Supreme Court Update: Orders
Greetings, Court Fans!
The Court kicked off its March sitting with three new decisions. We'll have summaries toute de suite, but here are the squibs in the meantime:
- In Cyan, Inc. v. Beaver County Employees Retirement Fund (No. 15-1439), a unanimous Court held that the Securities Litigation Uniform Standards Act of 1998 (SLUSA)—a statute that amended the Securities Act of 1933—did not deprive state courts of their jurisdiction to decide class actions brought under the 1933 Act, nor did it permit defendants to remove class actions alleging only 1933 Act claims from state to federal court;
- In Ayestas v. Davis (No. 16-6795), the Court (again unanimously) held that a district court's denial of a habeas petitioner's motion for funding to investigate potential habeas claims is a judicial decision subject to appellate review, and that the Fifth Circuit's requirement that the petitioner show a "substantial need" for the services was too demanding;
- And in Marinello v. United States (No. 16-1144), the Court held 7-2 that to convict a defendant of "corruptly" obstructing or interfering with the due administration of the Internal Revenue Code, the Government must prove that the defendant was aware of a pending tax-related proceeding, or could at least reasonably foresee that such a proceeding would commence.
In addition to the three decisions, the Court granted cert in Nielsen v. Preap (No. 16-1363), which asks whether a criminal alien is exempt from mandatory detention under 8 U.S.C. §1226(c) if, after the alien is released from criminal custody, the Department of Homeland Security does not immediately take him into immigration custody. That issue has been simmering in the federal courts for a while: While the Ninth Circuit held in Nielsen that the answer was "yes," four other federal appeals courts have reached the opposite result. Despite the circuit split, Nielsen has been on hold while the Justices considered Jennings v. Rodriguez, the immigration-detention case finally decided last month after being held over from last term. In Jennings, as you'll no doubt recall, the Court held that detained immigrants have no statutory right to a bond hearing while awaiting removal. We'll find out next term whether the harsh holding in Jennings impacts the Justices' view of the split in Nielsen.
Two cert denials are also worth noting. First, the Court denied review in Hidalgo v. Arizona (No. 17-251), a death-penalty case squarely asking whether, in light of contemporary standards of decency, capital punishment violates the Eighth Amendment. There were no dissents from denial, but Justice Breyer, joined by Ginsburg, Sotomayor, and Kagan issued a "statement respecting the denial of certiorari." Breyer's statement, however, addressed only the more limited question in the case, whether the Arizona's death-penalty statute complied with the requirement that capital-sentencing regimes "genuinely narrow the class of persons eligible for the death penalty." Given that it only takes four to grant cert, it stands to reason that the statement-makers do not think the time is ripe for reconsideration of the death-penalty's constitutionality as a whole.

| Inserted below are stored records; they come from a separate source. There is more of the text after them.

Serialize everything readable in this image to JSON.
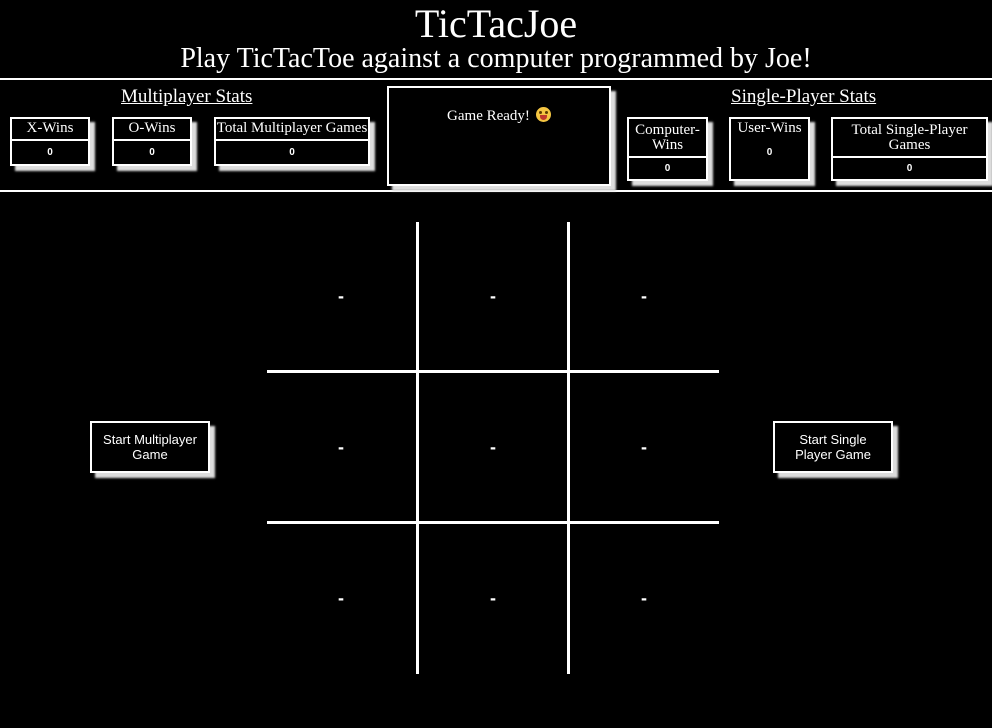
{
  "header": {
    "title": "TicTacJoe",
    "subtitle": "Play TicTacToe against a computer programmed by Joe!"
  },
  "multiplayer_stats": {
    "heading": "Multiplayer Stats",
    "items": [
      {
        "label": "X-Wins",
        "value": "0"
      },
      {
        "label": "O-Wins",
        "value": "0"
      },
      {
        "label": "Total Multiplayer Games",
        "value": "0"
      }
    ]
  },
  "status": {
    "text": "Game Ready!",
    "emoji_icon": "grinning-face-with-tongue-icon"
  },
  "single_player_stats": {
    "heading": "Single-Player Stats",
    "items": [
      {
        "label": "Computer-Wins",
        "value": "0"
      },
      {
        "label": "User-Wins",
        "value": "0"
      },
      {
        "label": "Total Single-Player Games",
        "value": "0"
      }
    ]
  },
  "board": {
    "cells": [
      "-",
      "-",
      "-",
      "-",
      "-",
      "-",
      "-",
      "-",
      "-"
    ]
  },
  "buttons": {
    "start_multiplayer": "Start Multiplayer Game",
    "start_single": "Start Single Player Game"
  },
  "colors": {
    "background": "#000000",
    "foreground": "#ffffff",
    "shadow": "#dddddd"
  }
}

The Court's denial of cert in Garco Construction v. Speer (No. 17-225) also tells us something about the Court's willingness to revisit existing precedent. The case involved a challenge to the Army Corps of Engineers' interpretation and application of its own regulations, a challenge the Federal Circuit rejected under Auer v. Robbins. Auer held that federal courts must defer to an agency's interpretation of its own ambiguous regulations unless the interpretation is plainly erroneous or inconsistent with the regulation. Although it's not that old, Auer was a frequent target of criticism from the late Justice Scalia, who suggested more than once that the Court should overrule it. Here, the Court rejected the petitioner's request to revisit Auer, but not without a dissent from Justices Thomas and Gorsuch, who are happy to carry on this particular torch. Whether they'll be any more successful at convincing other members of the Court to get on board remains to be seen.
That does it for now. We'll be back soon with summaries of this week's decisions.